Is there any chance I will be turned down for coverage by a health insurance exchange?
The main idea behind the Affordable Care Act was to remove the barriers to insurance coverage for most Americans who remained uninsured because of pre-existing conditions or issues of cost.
The law removed most of those barriers. So not only can a plan sold through your state’s health insurance exchange plan not turn you down because of a pre-existing condition, it also won’t exclude pre-existing conditions from your coverage or charge you higher premiums based on your medical history. These regulations apply to all individual major medical health insurance, regardless of whether they’re sold through the exchange or off-exchange.
The ACA includes a Patients’ Bill of Rights that helps consumers in a number of other ways, such as:
- Prohibiting insurers from rescinding your coverage because of an unintentional mistake on an application
- Banning insurers from setting lifetime or annual dollar limits on your coverage
- Ensuring you can choose the primary care doctor you want from your plan’s list (note that if your plan is an HMO or POS, you’ll likely be required to select a primary care doctor and get referrals from that doctor for specialist visits)

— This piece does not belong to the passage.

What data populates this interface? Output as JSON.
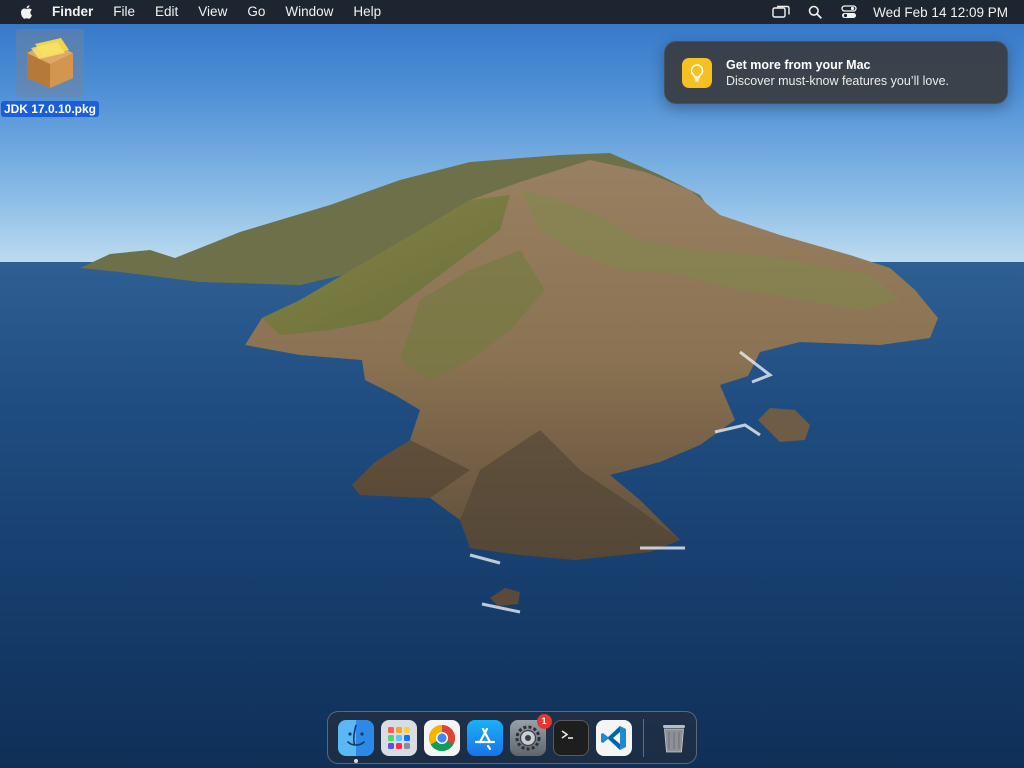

- Allowing children under 26 to remain on their parents’ policy
Limited enrollment windows
It’s important to understand, however, that health insurance is now typically only available for purchase during open enrollment, or if you experience a qualifying event. These limited enrollment windows apply both on and off the exchange. If you try to enroll outside of open enrollment, without a qualifying event, your enrollment will be rejected. So while the days of getting turned down because of medical history are long gone, it’s still possible to be turned down for health insurance, based on when you apply.